Faced with the reality of needing to earn her living she left the Slade and began illustrating her father’s Wild West stories, enrolling for evening classes at the Central School of Arts and Crafts in order to learn about black and white reproduction.
Her tutor, Noel Rooke, engendered her passion for the art of wood engraving, and the sense that her efforts could be immediately rewarded in the printed image. She later wrote of being “spellbound with the feeling of creating light. I was able to imitate the first day of Creation. Each line and every speck made by the tool were to print white.”
Her second attempt at wood engraving was bought from an exhibition by Eric Gill, which was a huge endorsement as he was widely considered the leading exponent of the medium at the time.
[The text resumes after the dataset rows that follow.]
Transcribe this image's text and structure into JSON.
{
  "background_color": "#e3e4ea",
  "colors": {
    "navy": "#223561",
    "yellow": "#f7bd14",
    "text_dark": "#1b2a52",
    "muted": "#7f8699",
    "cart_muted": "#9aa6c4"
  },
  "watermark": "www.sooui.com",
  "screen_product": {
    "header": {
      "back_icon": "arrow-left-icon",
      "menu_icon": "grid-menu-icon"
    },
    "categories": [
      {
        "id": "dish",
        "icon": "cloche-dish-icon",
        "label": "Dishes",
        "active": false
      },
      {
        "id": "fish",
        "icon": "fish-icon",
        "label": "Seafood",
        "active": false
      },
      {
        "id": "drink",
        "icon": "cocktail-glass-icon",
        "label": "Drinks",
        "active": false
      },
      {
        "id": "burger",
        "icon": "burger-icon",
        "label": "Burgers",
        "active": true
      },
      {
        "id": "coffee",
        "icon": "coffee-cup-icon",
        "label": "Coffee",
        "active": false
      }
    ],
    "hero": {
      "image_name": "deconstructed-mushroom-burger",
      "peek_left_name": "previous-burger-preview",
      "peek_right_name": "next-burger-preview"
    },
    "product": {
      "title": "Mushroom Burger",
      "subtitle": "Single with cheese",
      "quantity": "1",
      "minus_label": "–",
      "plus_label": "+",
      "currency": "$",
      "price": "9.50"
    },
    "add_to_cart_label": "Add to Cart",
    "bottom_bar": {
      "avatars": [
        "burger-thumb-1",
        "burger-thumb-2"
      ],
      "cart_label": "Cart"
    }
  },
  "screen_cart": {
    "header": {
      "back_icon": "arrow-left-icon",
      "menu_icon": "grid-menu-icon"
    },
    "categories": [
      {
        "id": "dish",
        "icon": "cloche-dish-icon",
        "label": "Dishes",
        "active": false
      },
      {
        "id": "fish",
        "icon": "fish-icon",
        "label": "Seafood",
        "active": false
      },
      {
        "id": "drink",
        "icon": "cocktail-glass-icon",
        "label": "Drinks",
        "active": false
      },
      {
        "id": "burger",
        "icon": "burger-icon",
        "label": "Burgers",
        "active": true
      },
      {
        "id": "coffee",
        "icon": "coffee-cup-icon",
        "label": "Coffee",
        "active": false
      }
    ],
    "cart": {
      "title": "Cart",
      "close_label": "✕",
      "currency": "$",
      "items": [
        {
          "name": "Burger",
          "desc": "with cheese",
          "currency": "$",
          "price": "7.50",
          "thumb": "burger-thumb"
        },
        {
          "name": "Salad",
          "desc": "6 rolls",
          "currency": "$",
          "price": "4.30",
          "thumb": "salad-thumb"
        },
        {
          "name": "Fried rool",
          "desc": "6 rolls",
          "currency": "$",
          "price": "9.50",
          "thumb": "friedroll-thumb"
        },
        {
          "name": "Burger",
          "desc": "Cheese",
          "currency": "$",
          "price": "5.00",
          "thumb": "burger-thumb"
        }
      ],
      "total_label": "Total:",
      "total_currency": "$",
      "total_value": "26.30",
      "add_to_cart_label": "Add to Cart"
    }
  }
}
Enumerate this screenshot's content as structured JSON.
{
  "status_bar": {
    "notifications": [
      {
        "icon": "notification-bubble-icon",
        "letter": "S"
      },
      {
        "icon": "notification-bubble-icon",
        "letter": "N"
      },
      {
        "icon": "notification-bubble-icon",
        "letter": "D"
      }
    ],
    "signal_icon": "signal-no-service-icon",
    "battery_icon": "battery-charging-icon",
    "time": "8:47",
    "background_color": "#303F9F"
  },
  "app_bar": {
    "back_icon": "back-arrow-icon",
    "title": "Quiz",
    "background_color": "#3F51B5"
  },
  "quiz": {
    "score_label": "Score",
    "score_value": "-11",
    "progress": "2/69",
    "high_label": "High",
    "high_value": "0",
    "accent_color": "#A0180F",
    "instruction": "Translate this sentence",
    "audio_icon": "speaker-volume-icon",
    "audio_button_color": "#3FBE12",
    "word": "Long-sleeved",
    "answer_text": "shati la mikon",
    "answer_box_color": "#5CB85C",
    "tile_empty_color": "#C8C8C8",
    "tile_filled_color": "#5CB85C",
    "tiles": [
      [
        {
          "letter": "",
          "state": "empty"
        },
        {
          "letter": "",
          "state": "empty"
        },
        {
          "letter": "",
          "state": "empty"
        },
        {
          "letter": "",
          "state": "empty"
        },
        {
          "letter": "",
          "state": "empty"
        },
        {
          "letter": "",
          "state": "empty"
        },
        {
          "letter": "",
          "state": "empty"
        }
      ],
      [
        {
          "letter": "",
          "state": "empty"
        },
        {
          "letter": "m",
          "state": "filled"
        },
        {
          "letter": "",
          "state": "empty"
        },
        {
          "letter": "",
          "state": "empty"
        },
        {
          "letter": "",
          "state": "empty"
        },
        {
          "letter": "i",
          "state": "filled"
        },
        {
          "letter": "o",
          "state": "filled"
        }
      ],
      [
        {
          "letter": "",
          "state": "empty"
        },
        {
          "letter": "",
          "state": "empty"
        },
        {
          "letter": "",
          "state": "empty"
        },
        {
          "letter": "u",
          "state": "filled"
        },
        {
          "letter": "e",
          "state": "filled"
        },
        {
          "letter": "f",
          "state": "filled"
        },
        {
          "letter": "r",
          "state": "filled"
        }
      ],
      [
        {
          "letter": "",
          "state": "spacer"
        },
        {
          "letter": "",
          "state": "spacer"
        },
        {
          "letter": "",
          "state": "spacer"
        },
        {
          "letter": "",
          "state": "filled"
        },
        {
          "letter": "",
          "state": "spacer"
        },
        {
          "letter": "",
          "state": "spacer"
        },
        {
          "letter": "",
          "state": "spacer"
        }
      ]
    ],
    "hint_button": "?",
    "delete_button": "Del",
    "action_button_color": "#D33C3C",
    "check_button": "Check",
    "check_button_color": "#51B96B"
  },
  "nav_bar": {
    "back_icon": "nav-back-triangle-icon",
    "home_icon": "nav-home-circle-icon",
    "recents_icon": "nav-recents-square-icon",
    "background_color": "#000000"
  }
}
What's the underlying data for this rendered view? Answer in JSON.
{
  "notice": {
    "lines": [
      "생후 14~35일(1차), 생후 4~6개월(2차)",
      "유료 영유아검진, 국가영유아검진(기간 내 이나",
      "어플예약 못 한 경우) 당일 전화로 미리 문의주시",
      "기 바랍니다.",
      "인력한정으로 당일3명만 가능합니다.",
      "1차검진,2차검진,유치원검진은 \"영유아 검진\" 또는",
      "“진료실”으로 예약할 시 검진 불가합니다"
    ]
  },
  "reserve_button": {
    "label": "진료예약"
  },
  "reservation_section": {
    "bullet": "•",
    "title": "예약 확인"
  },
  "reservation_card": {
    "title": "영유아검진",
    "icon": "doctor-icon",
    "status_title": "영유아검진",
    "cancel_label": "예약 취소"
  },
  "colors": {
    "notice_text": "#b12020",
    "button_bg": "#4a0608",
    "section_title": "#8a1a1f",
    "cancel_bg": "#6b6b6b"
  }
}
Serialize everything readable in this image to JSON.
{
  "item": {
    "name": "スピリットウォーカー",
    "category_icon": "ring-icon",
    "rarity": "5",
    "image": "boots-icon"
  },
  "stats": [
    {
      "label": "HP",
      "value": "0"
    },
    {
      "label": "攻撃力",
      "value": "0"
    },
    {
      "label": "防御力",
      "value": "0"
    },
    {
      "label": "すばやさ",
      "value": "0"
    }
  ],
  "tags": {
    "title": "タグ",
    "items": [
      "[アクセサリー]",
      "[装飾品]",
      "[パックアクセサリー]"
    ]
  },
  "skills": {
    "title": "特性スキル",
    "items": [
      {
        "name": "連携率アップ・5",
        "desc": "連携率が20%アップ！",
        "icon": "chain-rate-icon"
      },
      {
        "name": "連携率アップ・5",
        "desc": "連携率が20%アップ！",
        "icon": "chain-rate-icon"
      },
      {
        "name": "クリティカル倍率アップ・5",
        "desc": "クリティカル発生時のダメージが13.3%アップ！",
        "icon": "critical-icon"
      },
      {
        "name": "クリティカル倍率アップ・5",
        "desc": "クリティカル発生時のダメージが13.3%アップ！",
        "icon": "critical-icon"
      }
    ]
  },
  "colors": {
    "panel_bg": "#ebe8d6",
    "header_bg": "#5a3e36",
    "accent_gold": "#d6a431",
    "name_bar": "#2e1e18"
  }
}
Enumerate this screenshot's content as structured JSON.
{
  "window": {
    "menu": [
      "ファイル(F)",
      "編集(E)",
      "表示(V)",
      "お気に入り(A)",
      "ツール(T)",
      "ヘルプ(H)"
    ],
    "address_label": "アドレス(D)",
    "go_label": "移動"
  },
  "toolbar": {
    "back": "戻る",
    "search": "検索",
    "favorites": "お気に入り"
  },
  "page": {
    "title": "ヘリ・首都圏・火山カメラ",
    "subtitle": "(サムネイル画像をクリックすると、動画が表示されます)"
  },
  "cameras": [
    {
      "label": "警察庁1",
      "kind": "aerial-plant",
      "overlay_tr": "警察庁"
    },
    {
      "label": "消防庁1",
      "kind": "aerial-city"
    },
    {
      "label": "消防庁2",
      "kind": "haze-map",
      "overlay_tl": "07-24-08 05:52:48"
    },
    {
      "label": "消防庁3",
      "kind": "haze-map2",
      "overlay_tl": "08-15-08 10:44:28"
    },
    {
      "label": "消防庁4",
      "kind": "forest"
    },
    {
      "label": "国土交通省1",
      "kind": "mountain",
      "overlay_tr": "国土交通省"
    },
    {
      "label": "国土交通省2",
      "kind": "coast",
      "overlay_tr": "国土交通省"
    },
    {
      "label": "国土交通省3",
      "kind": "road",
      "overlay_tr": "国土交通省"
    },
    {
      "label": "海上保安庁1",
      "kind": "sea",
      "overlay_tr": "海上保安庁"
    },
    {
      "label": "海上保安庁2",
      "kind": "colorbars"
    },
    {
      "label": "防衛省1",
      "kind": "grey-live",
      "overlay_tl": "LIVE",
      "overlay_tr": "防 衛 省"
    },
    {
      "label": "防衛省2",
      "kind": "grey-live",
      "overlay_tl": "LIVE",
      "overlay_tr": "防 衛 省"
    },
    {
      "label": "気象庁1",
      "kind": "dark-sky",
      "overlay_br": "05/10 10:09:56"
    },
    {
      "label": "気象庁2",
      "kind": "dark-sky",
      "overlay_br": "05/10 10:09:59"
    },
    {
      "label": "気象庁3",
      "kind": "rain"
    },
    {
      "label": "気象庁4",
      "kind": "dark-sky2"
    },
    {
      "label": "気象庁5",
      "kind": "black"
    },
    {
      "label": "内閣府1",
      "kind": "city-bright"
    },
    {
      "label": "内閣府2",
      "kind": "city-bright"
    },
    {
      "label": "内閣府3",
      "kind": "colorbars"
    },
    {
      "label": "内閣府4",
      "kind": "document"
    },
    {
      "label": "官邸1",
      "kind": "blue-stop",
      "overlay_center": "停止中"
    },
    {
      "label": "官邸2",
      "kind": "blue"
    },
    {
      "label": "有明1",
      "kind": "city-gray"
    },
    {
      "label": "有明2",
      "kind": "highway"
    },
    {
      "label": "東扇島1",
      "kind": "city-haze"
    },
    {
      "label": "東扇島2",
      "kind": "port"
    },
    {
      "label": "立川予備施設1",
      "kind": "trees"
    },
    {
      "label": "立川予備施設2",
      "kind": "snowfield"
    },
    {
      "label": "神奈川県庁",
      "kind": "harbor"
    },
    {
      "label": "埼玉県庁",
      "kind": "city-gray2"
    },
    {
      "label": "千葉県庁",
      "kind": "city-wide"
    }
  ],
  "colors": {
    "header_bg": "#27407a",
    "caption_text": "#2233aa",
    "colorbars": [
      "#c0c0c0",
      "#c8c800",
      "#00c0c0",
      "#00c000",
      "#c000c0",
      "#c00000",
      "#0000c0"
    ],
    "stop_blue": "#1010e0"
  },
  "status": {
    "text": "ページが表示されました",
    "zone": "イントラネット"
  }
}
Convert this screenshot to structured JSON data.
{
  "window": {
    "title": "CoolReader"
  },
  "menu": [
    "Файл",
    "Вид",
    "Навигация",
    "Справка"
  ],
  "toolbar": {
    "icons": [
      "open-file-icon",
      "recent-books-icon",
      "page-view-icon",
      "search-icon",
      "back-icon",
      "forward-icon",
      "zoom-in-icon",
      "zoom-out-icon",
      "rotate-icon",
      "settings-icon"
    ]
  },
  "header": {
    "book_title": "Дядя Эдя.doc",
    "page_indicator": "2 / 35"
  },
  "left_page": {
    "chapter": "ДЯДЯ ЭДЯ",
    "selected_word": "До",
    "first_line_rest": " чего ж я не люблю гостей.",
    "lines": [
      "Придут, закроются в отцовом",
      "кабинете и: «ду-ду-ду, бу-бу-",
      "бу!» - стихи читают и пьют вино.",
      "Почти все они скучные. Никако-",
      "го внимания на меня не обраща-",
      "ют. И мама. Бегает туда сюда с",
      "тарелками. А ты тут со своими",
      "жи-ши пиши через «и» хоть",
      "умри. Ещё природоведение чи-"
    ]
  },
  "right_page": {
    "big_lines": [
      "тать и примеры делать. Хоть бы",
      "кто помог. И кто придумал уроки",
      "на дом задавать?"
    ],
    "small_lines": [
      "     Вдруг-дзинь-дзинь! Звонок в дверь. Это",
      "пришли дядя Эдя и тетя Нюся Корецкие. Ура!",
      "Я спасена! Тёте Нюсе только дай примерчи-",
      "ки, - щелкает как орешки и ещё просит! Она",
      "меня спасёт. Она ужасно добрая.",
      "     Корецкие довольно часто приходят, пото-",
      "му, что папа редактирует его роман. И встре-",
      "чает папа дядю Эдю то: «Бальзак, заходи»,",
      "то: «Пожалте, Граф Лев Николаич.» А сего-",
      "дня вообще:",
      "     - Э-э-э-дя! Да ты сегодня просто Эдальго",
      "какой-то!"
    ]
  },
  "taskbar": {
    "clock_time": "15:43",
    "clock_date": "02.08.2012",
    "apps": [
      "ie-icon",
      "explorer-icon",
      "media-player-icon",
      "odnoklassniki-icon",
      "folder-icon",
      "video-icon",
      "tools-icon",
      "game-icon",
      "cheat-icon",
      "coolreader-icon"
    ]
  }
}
Leighton had an enlightened attitude towards teaching and inclusion, having been fascinated as a child by a disabled pavement artist she used to encounter when out on walks with her nanny. She later wrote of how “Nanny’s scoldings were of no avail. All I wanted to do was to sit beside this real artist and learn from him. Perhaps – who knew? – he might lend me one of his crayons.”
As a young woman she got a job through William Rothenstein teaching children from one of the poorest slum districts of London, taking them to the National Gallery and encouraging them to see beauty in the shapes and forms of chimney pots around them, which no doubt shaped her own approach to mechanical forms.
Whilst teaching she continued to engrave “countless wood blocks, aware of neither fatigue or impatience. It did not seem to matter that three days a week I had to take trains to separate schools in the country. There were weekends and evenings in which to get excited over new designs.”
As Leighton built up a reputation as a book illustrator her teaching career gave way to lecturing, and in 1928 she embarked on a lecture tour of the United States through her then partner the journalist Noel Brailsford. A subsequent trip to a lumber camp on the Quebec- Ontario border in the winter of 1930-31 led to the creation of Leighton’s series of engravings of Canadian lumberjacks at work in remote snowy woodland.
During the 1930s Leighton worked on several celebrated books, including ‘The Farmer’s Year’ (1933), which depicted rural activities such as threshing, haymaking, apple-picking, lambing and ploughing associated with the months of the year.
Other books that she authored and illustrated included ‘Four Hedges: A Gardener’s Chronicle’ (1935) which was inspired by her garden, and the very influential manual, ‘Wood-engraving and Woodcuts’ (1932).
Leighton never seemed to stop, later commenting that “actually the artist is always working. By this I don’t mean sitting at a desk engraving or at an easel painting. Probably the most important part of the work is when one is doing nothing but observing and tucking away into the unconscious those things perceived that seminally wait to be transformed into rhythms and designs.”
In 1939, with the break up of her relationship with Brailsford and the approach of World War II, Leighton permanently moved to the USA. The landscape and rural activities of the American South, such as cotton picking and corn shucking, inspired her 1942 book ‘Southern Harvest’, whilst activities such as cranberrying, whaling and lobstering in Connecticut were the focus of a series of twelve designs for Wedgwood plates on the theme of ‘New England Industries.’
After a lifetime of dedicated activity Leighton could rest in the knowledge that she was regarded as one of the most important wood engravers not only in Britain, but also in her adopted country where she had been elected to the National Academy of Design in New York City, and accorded the honour a substantial retrospective at the Boston Public Library.
This article was first published in Pallant House Magazine No 31, October 2013.
Listen to David Leighton, nephew of Clare discuss her work on our SoundCloud page.
Discover more images of rural life, including works created by Leighton in our exhibition Drawn to Nature: Gilbert White and the Artists.